    For a visual, check out the following graph which illustrates the relative safety of cannabis compared to legal substances like alcohol and tobacco:


    “[T]he MOE results point to risk management prioritization towards alcohol and tobacco rather than illicit drugs,” wrote the authors about their findings, as published in the Nature subsidiary journal Scientific Reports. “The high MOE values of cannabis, which are in a low-risk range, suggest a strict legal regulatory approach rather than the current prohibition approach.”

    Alcohol is far more dangerous than most people realize
    The fact that cannabis was shown in the study to be an astounding 114 times less deadly than booze — and in all reality, cannabis has never been shown to cause physical harm or death, ever! — proves that something is terribly wrong with our current laws at both the state and federal levels.
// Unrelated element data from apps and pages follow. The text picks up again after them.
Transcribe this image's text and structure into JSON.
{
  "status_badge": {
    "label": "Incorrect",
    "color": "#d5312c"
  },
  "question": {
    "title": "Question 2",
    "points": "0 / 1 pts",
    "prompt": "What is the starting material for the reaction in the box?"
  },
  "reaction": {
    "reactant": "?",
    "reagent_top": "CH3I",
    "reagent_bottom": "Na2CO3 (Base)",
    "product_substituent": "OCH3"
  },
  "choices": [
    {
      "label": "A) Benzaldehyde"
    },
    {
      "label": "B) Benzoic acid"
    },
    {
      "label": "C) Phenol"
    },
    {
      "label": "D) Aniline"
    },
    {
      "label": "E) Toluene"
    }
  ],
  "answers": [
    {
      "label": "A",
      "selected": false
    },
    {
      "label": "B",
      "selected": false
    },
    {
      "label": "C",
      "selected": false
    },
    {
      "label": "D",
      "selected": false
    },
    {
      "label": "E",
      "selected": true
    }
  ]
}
    The deadliest of the most popular drugs, alcohol, flows freely across America, while a plant that is completely safe and highly medicinal is still treated as the most harmful of them all. Cannabis is the only substance among all those evaluated in the study that the federal government classifies as Schedule I, with “no currently accepted medical use.”

    This designation is completely bogus, of course, as the health benefits of cannabis are extensive. Cannabis is widely known to help relieve pain and nausea, prevent seizures, promote calm and clear thinking, and even stop the growth and spread of cancer, as documented in multiple studies.

    “Modern research suggests that cannabis is a valuable aid in the treatment of a wide range of clinical applications,” explains NORML. “These include pain relief — particularly of neuropathic pain (pain from nerve damage) — nausea, spasticity, glaucoma, and movement disorders.”

    “Marijuana is also a powerful appetite stimulant, specifically for patients suffering from HIV, the AIDS wasting syndrome, or dementia. Emerging research suggests that marijuana’s medicinal properties may protect the body against some types of malignant tumors and are neuroprotective.”

    Recognizing the inherent medicinal benefits of cannabis, conservative politician David Simpson, a Republican from Texas, recently introduced legislation that would completely abolish cannabis prohibition in the Lone Star State. If passed, House Bill 2165 would treat cannabis like any other plant, allowing people to grow, use, buy and sell it without government interference.


    Join over four million monthly readers. Your privacy is protected. Unsubscribe at any time.
    More news on cannabis
    Politics v. Science: Understanding Cannabis Therapeutics Before it is Censored

    American Herbal Pharmacopoeia releases cannabis monograph legitimizing herb as botanical medicine

    Right-leaning media urges conservatives not to fear cannabis legalization

    Understanding the problems of using cannabis as a potential therapeutic treatment for cancer

    Patient advocates appeal federal decision to deny medical cannabis to millions of Americans

    Brave North Carolinian gets arrested as act of defiance to end cannabis prohibition

    Medical cannabis helps heal chronic disease

    Take Action: Support by linking back to this article from your website

    Permalink to this article:

    Embed article link: (copy HTML code below):
    Study: cannabis among safest therapeutic substances; alcohol more dangerous than heroin and cocaine

    Reprinting this article:
    Non-commercial use OK, cite with clickable link.

    Follow Natural News on Facebook, Twitter, Google Plus, and Pinterest


    Learn more:


Would you like to share your thoughts?

Your email address will not be published.

Time limit is exhausted. Please reload CAPTCHA.

Vallejo Independent Bulletin

Copyright © 2015 - All Rights Reserved